bone-marrow plasma cell (artificially coloured). Such cells, which
produce antibodies, linger for months in the bodies of people who have
recovered from COVID-19.Credit: Dr Gopal Murti/Science Photo Library
Many people who have been infected with SARS-CoV-2 will
probably make antibodies against the virus for most of their lives. So
suggest researchers who have identified long-lived antibody-producing
cells in the bone marrow of people who have recovered from COVID-191.
study provides evidence that immunity triggered by SARS-CoV-2 infection
will be extraordinarily long-lasting. Adding to the good news, “the

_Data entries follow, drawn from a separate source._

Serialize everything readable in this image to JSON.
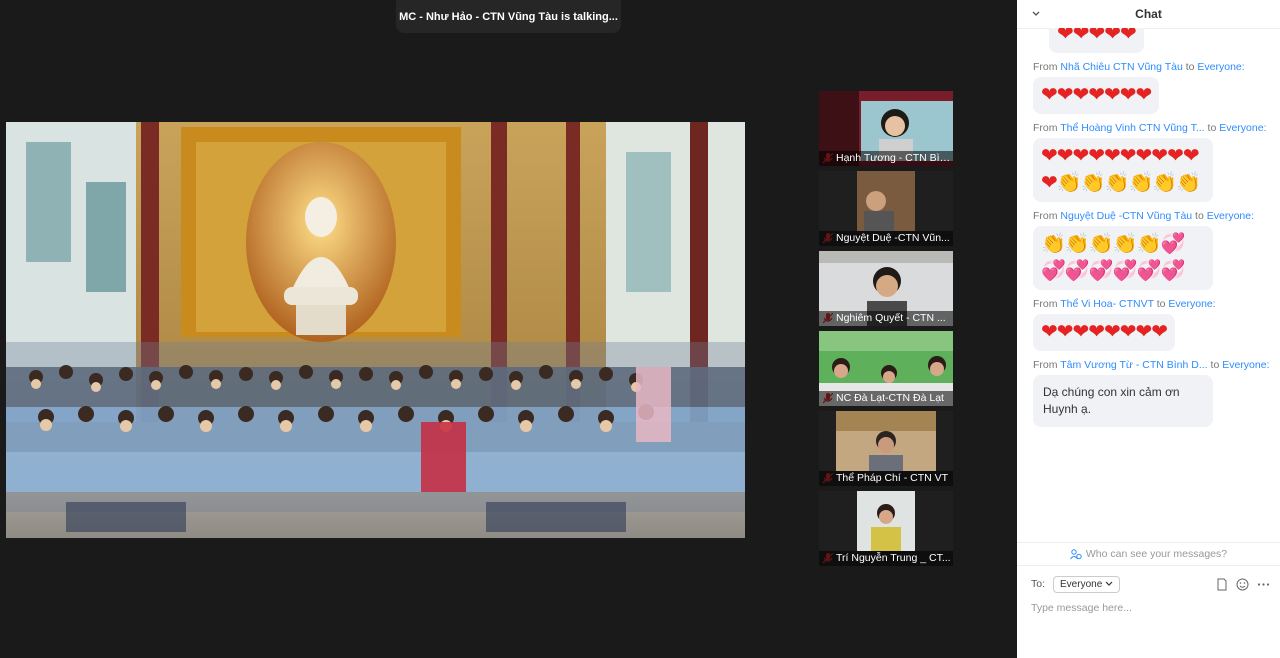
{
  "talking_banner": "MC - Như Hảo - CTN Vũng Tàu is talking...",
  "participants": [
    {
      "name": "Hạnh Tương - CTN Bình..."
    },
    {
      "name": "Nguyệt Duệ -CTN Vũn..."
    },
    {
      "name": "Nghiêm Quyết - CTN ..."
    },
    {
      "name": "NC Đà Lạt-CTN Đà Lạt"
    },
    {
      "name": "Thể Pháp Chí - CTN VT"
    },
    {
      "name": "Trí Nguyễn Trung _ CT..."
    }
  ],
  "chat": {
    "title": "Chat",
    "partial_top": "❤❤❤❤❤",
    "messages": [
      {
        "from": "Nhã Chiêu CTN Vũng Tàu",
        "to": "Everyone:",
        "content": "❤❤❤❤❤❤❤"
      },
      {
        "from": "Thể Hoàng Vinh CTN Vũng T...",
        "to": "Everyone:",
        "content": "❤❤❤❤❤❤❤❤❤❤❤👏👏👏👏👏👏"
      },
      {
        "from": "Nguyệt Duệ -CTN Vũng Tàu",
        "to": "Everyone:",
        "content": "👏👏👏👏👏💞💞💞💞💞💞💞"
      },
      {
        "from": "Thể Vi Hoa- CTNVT",
        "to": "Everyone:",
        "content": "❤❤❤❤❤❤❤❤"
      },
      {
        "from": "Tâm Vương Từ - CTN Bình D...",
        "to": "Everyone:",
        "content": "Dạ chúng con xin cảm ơn Huynh ạ."
      }
    ],
    "from_label": "From",
    "to_label": "to",
    "who_can_see": "Who can see your messages?",
    "to_prefix": "To:",
    "recipient": "Everyone",
    "input_placeholder": "Type message here..."
  },
  "colors": {
    "accent": "#2d8cff",
    "heart": "#e52323"
  }
}
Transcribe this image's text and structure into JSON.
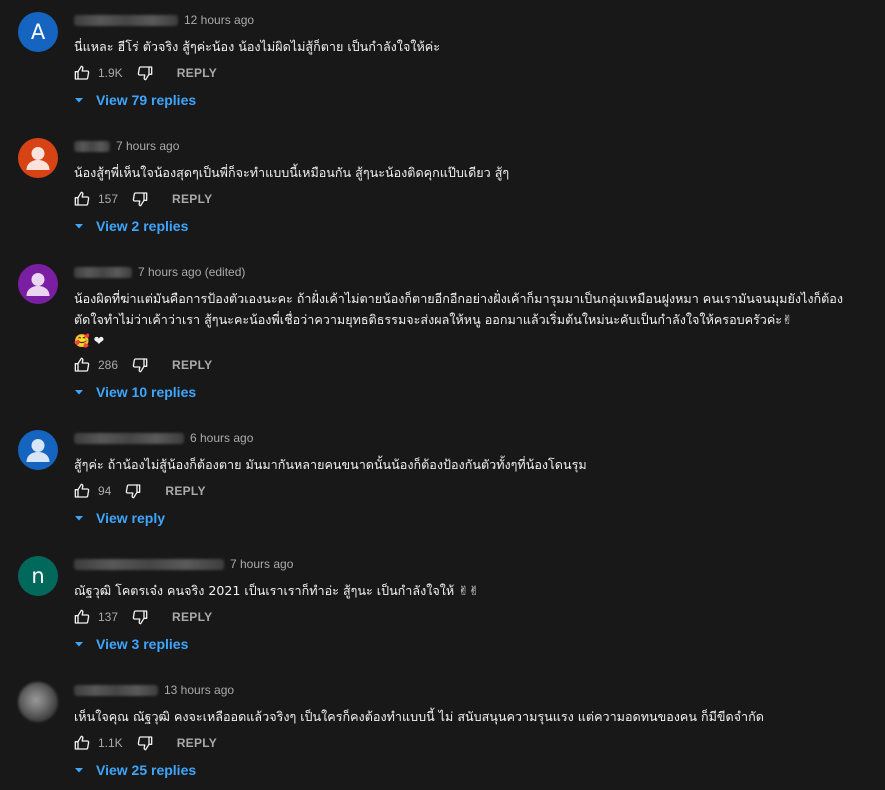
{
  "actions": {
    "reply_label": "REPLY"
  },
  "colors": {
    "background": "#181818",
    "link": "#3ea6ff",
    "muted": "#aaaaaa"
  },
  "comments": [
    {
      "avatar_letter": "A",
      "avatar_color": "#1565c0",
      "time": "12 hours ago",
      "text": "นี่แหละ ฮีโร่ ตัวจริง สู้ๆค่ะน้อง น้องไม่ผิดไม่สู้ก็ตาย เป็นกำลังใจให้ค่ะ",
      "likes": "1.9K",
      "view_replies": "View 79 replies"
    },
    {
      "avatar_icon": "person-icon",
      "avatar_color": "#d84315",
      "time": "7 hours ago",
      "text": "น้องสู้ๆพี่เห็นใจน้องสุดๆเป็นพี่ก็จะทำแบบนี้เหมือนกัน สู้ๆนะน้องติดคุกแป๊บเดียว สู้ๆ",
      "likes": "157",
      "view_replies": "View 2 replies"
    },
    {
      "avatar_icon": "person-icon",
      "avatar_color": "#7b1fa2",
      "time": "7 hours ago (edited)",
      "text": "น้องผิดที่ฆ่าแต่มันคือการป้องตัวเองนะคะ ถ้าฝั่งเค้าไม่ตายน้องก็ตายอีกอีกอย่างฝั่งเค้าก็มารุมมาเป็นกลุ่มเหมือนฝูงหมา คนเรามันจนมุมยังไงก็ต้องตัดใจทำไม่ว่าเค้าว่าเรา สู้ๆนะคะน้องพี่เชื่อว่าความยุทธติธรรมจะส่งผลให้หนู ออกมาแล้วเริ่มต้นใหม่นะคับเป็นกำลังใจให้ครอบครัวค่ะ✌\n🥰 ❤",
      "likes": "286",
      "view_replies": "View 10 replies"
    },
    {
      "avatar_icon": "person-icon",
      "avatar_color": "#1565c0",
      "time": "6 hours ago",
      "text": "สู้ๆค่ะ ถ้าน้องไม่สู้น้องก็ต้องตาย มันมากันหลายคนขนาดนั้นน้องก็ต้องป้องกันตัวทั้งๆที่น้องโดนรุม",
      "likes": "94",
      "view_replies": "View reply"
    },
    {
      "avatar_letter": "n",
      "avatar_color": "#00695c",
      "time": "7 hours ago",
      "text": "ณัฐวุฒิ โคตรเจ๋ง คนจริง 2021 เป็นเราเราก็ทำอ่ะ สู้ๆนะ เป็นกำลังใจให้ ✌✌",
      "likes": "137",
      "view_replies": "View 3 replies"
    },
    {
      "avatar_photo": true,
      "time": "13 hours ago",
      "text": "เห็นใจคุณ ณัฐวุฒิ คงจะเหลืออดแล้วจริงๆ เป็นใครก็คงต้องทำแบบนี้ ไม่ สนับสนุนความรุนแรง แต่ความอดทนของคน ก็มีขีดจำกัด",
      "likes": "1.1K",
      "view_replies": "View 25 replies"
    }
  ]
}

implications are that vaccines will have the same durable effect”, says
Menno van Zelm, an immunologist at Monash University in Melbourne,
Antibodies — proteins that can recognize and help to
inactivate viral particles — are a key immune defence. After a new
infection, short-lived cells called plasmablasts are an early source of
But these cells recede soon after a virus is cleared
from the body, and other, longer-lasting cells make antibodies: memory B
cells patrol the blood for reinfection, while bone marrow plasma cells
(BMPCs) hide away in bones, trickling out antibodies for decades.
plasma cell is our life history, in terms of the pathogens we’ve been
exposed to,” says Ali Ellebedy, a B-cell immunologist at Washington
University in St. Louis, Missouri, who led the study, published in Nature on 24 May.
Researchers presumed that SARS-CoV-2 infection would trigger
the development of BMPCs — nearly all viral infections do — but there
have been signs that severe COVID-19 might disrupt the cells’ formation2. Some early COVID-19 immunity studies also stoked worries, when they found that antibody levels plunged not long after recovery3.
team tracked antibody production in 77 people who had recovered from
mostly mild cases of COVID-19. As expected, SARS-CoV-2 antibodies
plummeted in the four months after infection. But this decline slowed,
and up to 11 months after infection, the researchers could still detect
antibodies that recognized the SARS-CoV-2 spike protein.
identify the source of the antibodies, Ellebedy’s team collected memory B
cells and bone marrow from a subset of participants. Seven months after
developing symptoms, most of these participants still had memory B
cells that recognized SARS-CoV-2. In 15 of the 18 bone-marrow samples,
the scientists found ultra-low but detectable populations of BMPCs whose
formation had been triggered by the individuals’ coronavirus infections
7–8 months before. Levels of these cells were stable in all five people
who gave another bone-marrow sample several months later.
is a very important observation,” given claims of dwindling SARS-CoV-2
antibodies, says Rafi Ahmed, an immunologist at Emory University in
Atlanta, Georgia, whose team co-discovered the cells in the late 1990s.
What’s not clear is what antibody levels will look like in the long term
and whether they offer any protection, Ahmed adds. “We’re early in the
game. We’re not looking at five years, ten years after infection.”
Ellebedy’s team has observed early signs that Pfizer’s mRNA vaccine should trigger the production of the same cells4.
But the persistence of antibody production, whether elicited by
vaccination or by infection, does not ensure long-lasting immunity to
COVID-19. The ability of some emerging SARS-CoV-2 variants to blunt the
protective effects of antibodies means that additional immunizations may
be needed to restore levels, says Ellebedy. “My presumption is, we will
need a booster.”
Correction 27 May 2021: An earlier version of this article gave the wrong number of bone-marrow samples. This has now been corrected.
Turner, J. S. et al. Nature https://doi.org/10.1038/s41586-021-03647-4 (2021).
Kaneko, N. et al. Cell 183, 143–157 (2020).
Long, Q.-X. et al. Nature Med. 26, 1200–1204 (2020).
Ellebedy, A. et al. Preprint at Research Square https://doi.org/10.21203/rs.3.rs-310773/v1 (2021).